2008-01-27 15:07:06

On Sunday 27 January 2008 14:07:52 Pete Resnick wrote:
This is demonstrably false with regard to 8-bit and binary messages. 
 From RFC 822:

Hardly surprising, since RFC 822 obviously predated RFCs 1651-2
etc.  Internet mail transport has changed appreciably since 1982.
Also, one should be rather cautious in quoting directly from
published RFC text; in many cases that text contains errors which
are documented elsewhere (because as a matter of policy, published
RFCs are never changed) (errata, other RFCs).  RFC 822 has been
amended by RFC 1123 and RFC 2047 among others, and both of those
have published errata.  I'm sure that you're well aware of this,
as 2822 incorporated many of those widely-scattered amendments to

MIME is an extension of [2]822, which allows for more stuff than 
those documents.
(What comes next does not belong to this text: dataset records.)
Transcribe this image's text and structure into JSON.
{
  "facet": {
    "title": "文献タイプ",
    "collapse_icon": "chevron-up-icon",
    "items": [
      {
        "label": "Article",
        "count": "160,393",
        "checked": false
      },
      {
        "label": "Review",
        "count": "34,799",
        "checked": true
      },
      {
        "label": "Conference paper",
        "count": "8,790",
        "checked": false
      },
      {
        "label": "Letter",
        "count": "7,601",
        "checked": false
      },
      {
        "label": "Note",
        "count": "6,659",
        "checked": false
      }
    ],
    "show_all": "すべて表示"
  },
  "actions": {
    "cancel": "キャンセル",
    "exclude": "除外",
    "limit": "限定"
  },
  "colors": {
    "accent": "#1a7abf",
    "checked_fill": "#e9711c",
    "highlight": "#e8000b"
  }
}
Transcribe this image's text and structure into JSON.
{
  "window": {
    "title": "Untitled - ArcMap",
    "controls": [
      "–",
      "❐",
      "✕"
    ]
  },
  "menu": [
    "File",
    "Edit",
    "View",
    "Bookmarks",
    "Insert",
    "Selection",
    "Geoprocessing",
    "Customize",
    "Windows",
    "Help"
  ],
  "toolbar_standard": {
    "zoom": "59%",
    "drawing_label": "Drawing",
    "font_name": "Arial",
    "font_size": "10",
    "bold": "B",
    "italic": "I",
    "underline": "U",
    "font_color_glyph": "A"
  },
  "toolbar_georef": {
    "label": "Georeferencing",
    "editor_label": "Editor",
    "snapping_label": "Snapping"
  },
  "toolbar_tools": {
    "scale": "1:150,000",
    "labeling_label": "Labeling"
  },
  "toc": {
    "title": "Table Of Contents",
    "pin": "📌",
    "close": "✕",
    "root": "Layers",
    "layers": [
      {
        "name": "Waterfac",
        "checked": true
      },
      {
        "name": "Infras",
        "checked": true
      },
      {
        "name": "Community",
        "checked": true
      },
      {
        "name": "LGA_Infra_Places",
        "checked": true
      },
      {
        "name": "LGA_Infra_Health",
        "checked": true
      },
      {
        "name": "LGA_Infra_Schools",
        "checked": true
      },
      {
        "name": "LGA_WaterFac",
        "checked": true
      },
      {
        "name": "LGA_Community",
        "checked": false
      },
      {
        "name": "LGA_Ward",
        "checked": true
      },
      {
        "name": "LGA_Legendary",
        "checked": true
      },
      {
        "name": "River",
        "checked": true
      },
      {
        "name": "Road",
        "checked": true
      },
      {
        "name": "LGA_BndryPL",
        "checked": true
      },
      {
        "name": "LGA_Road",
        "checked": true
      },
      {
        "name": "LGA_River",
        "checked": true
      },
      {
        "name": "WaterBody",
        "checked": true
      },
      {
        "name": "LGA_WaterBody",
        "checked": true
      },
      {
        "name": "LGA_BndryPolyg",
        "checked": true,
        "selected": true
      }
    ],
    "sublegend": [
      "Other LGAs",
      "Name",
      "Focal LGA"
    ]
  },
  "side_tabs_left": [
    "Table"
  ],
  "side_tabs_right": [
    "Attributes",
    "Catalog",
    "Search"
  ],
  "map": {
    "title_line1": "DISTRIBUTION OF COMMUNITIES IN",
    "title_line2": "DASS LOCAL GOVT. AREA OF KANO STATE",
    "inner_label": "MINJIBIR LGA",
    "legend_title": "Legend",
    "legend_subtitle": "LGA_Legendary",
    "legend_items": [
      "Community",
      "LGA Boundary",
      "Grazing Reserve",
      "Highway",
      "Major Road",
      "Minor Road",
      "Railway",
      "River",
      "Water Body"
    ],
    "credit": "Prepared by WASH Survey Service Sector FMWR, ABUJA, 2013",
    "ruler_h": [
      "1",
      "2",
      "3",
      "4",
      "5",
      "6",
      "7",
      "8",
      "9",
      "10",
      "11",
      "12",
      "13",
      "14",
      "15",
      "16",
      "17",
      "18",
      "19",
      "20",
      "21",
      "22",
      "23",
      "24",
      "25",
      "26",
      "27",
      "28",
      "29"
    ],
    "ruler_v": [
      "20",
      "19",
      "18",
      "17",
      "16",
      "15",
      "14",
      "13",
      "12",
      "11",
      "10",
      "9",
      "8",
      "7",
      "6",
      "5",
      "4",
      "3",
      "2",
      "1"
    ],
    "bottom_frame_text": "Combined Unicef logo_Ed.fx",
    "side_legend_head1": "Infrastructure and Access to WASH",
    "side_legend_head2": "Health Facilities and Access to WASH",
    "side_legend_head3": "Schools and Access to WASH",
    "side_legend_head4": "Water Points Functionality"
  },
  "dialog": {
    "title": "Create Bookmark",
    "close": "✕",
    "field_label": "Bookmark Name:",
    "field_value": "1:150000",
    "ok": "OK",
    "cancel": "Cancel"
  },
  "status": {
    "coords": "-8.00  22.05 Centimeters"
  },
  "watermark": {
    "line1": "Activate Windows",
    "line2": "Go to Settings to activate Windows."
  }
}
Characters above 127 do not belong in 2822[upd].

My concern is that (ignoring for the moment the conflict between what
1.2.3 says that section 2 describes and what the actual section 2
text states) a parser using the full 2822 parse grammer will not
be able to parse 1994-era and modern messages.  I.e., I think that
the parse grammar *should* handle 8bit/binary content in message
bodies, because that is the reality of modern Internet mail.  2822 and
the draft under discussion are supposed to update 822 in accordance
with changes to Internet mail since 822's publication.  Looking
towards the future, ideally we won't be forced by today's decisions
into a situation where there are once again umpteen widely-scattered
documents that amend the basic IMF format in various ways.  One way
to avoid that undesirable scenario is to make at least the parse
grammar as liberal as practical in accordance with the robustness